In the world of networked applications, thin clients (also known as web applications) are more in demand than thick clients. Due to this demand, every language is providing frameworks that try to make web-application development simpler. The simplicity is not provided just through setting up the basic application structure or generating boiler plate code. These frameworks are trying to provide simplicity through plug-ability of the frameworks i.e. the components of different frameworks could be brought together without much difficulty.
Among such frameworks, Spring Framework is one of the most used. With its support to multiple Data Access frameworks/libraries and light-weight IoC container makes it suitable for scenarios where one would like mix-and-match multiple frameworks, a different one for each layer. This aspect of Spring Framework becomes more suitable for development of web-applications where the UI does not need to know with which framework it is dealing for business process or data access. The component of the Spring Framework stack that caters to the web UI is Spring MVC. In this discussion, we will focus on the basics of Spring MVC. First section will deal with the terms and terminologies related with Spring MVC and MVC. The second section will detail the steps for developing components of a web-application using Spring MVC. That is the agenda for this discussion.
Spring MVC, as the name suggests, is a framework based on Model (M), View (V), Controller (C) pattern. Currently there are more than seven well known web-application frameworks that implement MVC pattern. Then what are the features of Spring MVC that sets it apart from other frameworks? The two main features are:
- Pluggable View technology
- Injection of services into controllers
The former provides a way to use different UI frameworks instead of Spring MVC’s UI library and the latter removes the need to develop a new way to access functionality of business layer.
- Pluggable View technology
Various View technologies are available in the market (including Tiles, Velocity, etc) with which Spring MVC can quite easily be integrated. In other words, JSP is not the only template engine supported. The pluggable feature is not limited to the templating technologies. By using common configuration functionality, other frameworks such as JSF can be integrated with Spring MVC applications. Thus, it is possible to mix-and-match different View technologies by using Spring MVC.
- Injection of Services into Controllers
This feature comes into picture when the Spring Framework is used to implement the business layer. Using the IoC capabilities of Spring Framework, the business layer services and/or objects can be injected into the Controller without explicitly setting up the call to the service or mirroring the business layer objects in controller. This helps in reduction of code duplication between Web UI/process layer and business process layer.

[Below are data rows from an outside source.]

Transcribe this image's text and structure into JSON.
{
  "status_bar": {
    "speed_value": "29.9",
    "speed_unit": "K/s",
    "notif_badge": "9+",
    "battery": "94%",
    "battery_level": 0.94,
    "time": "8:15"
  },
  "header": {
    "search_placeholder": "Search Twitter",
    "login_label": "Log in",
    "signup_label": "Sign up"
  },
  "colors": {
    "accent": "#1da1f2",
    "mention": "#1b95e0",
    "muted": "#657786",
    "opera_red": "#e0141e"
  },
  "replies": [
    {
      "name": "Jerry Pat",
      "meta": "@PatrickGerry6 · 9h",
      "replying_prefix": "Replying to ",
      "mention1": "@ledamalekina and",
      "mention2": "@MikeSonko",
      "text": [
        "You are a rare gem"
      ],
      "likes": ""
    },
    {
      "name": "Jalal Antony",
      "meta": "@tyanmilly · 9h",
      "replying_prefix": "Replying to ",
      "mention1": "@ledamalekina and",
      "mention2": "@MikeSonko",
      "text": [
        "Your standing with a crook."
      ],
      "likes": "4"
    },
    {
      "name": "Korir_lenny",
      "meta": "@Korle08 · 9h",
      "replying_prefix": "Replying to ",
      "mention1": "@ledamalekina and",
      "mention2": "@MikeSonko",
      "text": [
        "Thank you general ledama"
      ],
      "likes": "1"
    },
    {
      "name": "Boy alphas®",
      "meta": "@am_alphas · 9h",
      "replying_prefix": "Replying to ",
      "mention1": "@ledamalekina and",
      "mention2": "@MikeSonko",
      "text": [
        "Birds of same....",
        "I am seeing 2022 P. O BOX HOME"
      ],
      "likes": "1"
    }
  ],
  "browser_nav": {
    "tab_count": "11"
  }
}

The next important aspect of Spring MVC is its components. They are:
- Model (M)
- View (V)
- Controller (C)
Model deals with the data that the application has to present, View contains the logic to present the data and Controller takes care of the flow of navigation and application logic. Following are the details.
Model is an object that holds the data to be displayed. It can be any Java object – from simple POJO to any type of Collection object. It can also be a combination of both – an instance of POJO to hold the detailed data and a collection object to hold all the instances of the POJO which, in reality, is most commonly used Model in Spring MVC. Also, the framework has its own way to hold the data. It holds the data using the Model object that is an instance of org.springframework.ui.ModelMap. Internally, whichever collection class object is used, the framework maps it to the ModelMap class.
In MVC, it is the View that presents the data to the user. Spring MVC, just as many other JEE frameworks, uses a combination of JSP and tag libraries to implement View. Apart from using JSP, many kinds of View technologies like Tiles, Velocity, and Jasper Reports can be plugged into the Framework. The main class behind this plug ability is the org.springframework.web.servlet.View. The View class achieves the plug-in functionality by presenting the View as Logical View instead of actual/physical View. Physical view corresponds to the page developed using any of the templating technologies. The Logical View corresponds to the name of the View to be used. The name is then mapped to the actual View in the configuration file. One important point to remember about how Spring MVC uses Logical View is that Logical View and Model are treated as one entity named Model And View represented by org.springframework.web.servlet.ModelAndView class.
The flow of application and navigation is directed by the controller. It also processes the user input and transforms it into the Model. In Spring MVC, controllers are developed either by extending the out-of-the-box Controller classes or implementing the Controller interface. Following comes under the former category
Of these most commonly used are AbstractController, AbstractCommandController, SimpleFormController and CancellableFormController.
That wraps up this section. Let us move onto the next section – steps for developing an application using Spring MVC.